Type out all the records word for word. Any pictures are to be left out.
*** Records supplied Section Begins ***
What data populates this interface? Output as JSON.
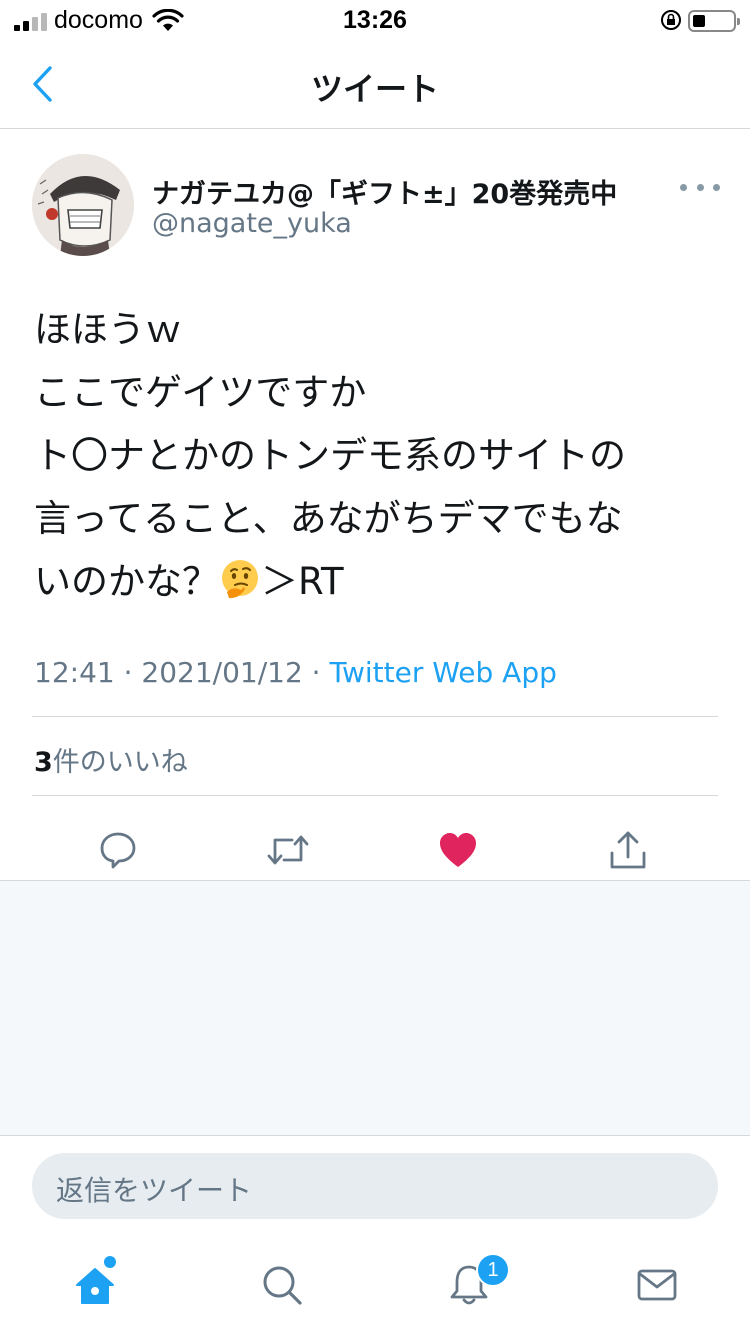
{
  "status_bar": {
    "carrier": "docomo",
    "time": "13:26"
  },
  "nav": {
    "title": "ツイート"
  },
  "tweet": {
    "author_name": "ナガテユカ@「ギフト±」20巻発売中",
    "author_handle": "@nagate_yuka",
    "body_lines": [
      "ほほうｗ",
      "ここでゲイツですか",
      "ト〇ナとかのトンデモ系のサイトの",
      "言ってること、あながちデマでもな",
      "いのかな？",
      "＞RT"
    ],
    "timestamp": "12:41 · 2021/01/12 · ",
    "source": "Twitter Web App",
    "likes_count": "3",
    "likes_label": "件のいいね"
  },
  "reply": {
    "placeholder": "返信をツイート"
  },
  "tabs": {
    "notifications_badge": "1"
  },
  "colors": {
    "accent": "#1da1f2",
    "like": "#e0245e",
    "muted": "#657786"
  },
  "icons": [
    "back-chevron-icon",
    "more-dots-icon",
    "reply-icon",
    "retweet-icon",
    "like-heart-icon",
    "share-icon",
    "home-icon",
    "search-icon",
    "notifications-bell-icon",
    "messages-envelope-icon"
  ]
}
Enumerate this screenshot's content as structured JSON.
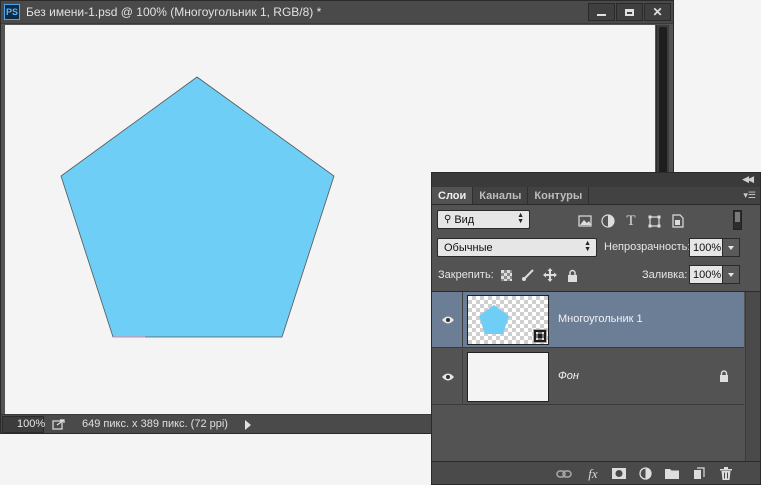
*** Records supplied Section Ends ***
● Response to this exercise:
What data populates this interface? Output as JSON.
{
  "status_bar": {
    "carrier": "docomo",
    "time": "13:26"
  },
  "nav": {
    "title": "ツイート"
  },
  "tweet": {
    "author_name": "ナガテユカ@「ギフト±」20巻発売中",
    "author_handle": "@nagate_yuka",
    "body_lines": [
      "ほほうｗ",
      "ここでゲイツですか",
      "ト〇ナとかのトンデモ系のサイトの",
      "言ってること、あながちデマでもな",
      "いのかな？",
      "＞RT"
    ],
    "timestamp": "12:41 · 2021/01/12 · ",
    "source": "Twitter Web App",
    "likes_count": "3",
    "likes_label": "件のいいね"
  },
  "reply": {
    "placeholder": "返信をツイート"
  },
  "tabs": {
    "notifications_badge": "1"
  },
  "colors": {
    "accent": "#1da1f2",
    "like": "#e0245e",
    "muted": "#657786"
  },
  "icons": [
    "back-chevron-icon",
    "more-dots-icon",
    "reply-icon",
    "retweet-icon",
    "like-heart-icon",
    "share-icon",
    "home-icon",
    "search-icon",
    "notifications-bell-icon",
    "messages-envelope-icon"
  ]
}
Enumerate this screenshot's content as structured JSON.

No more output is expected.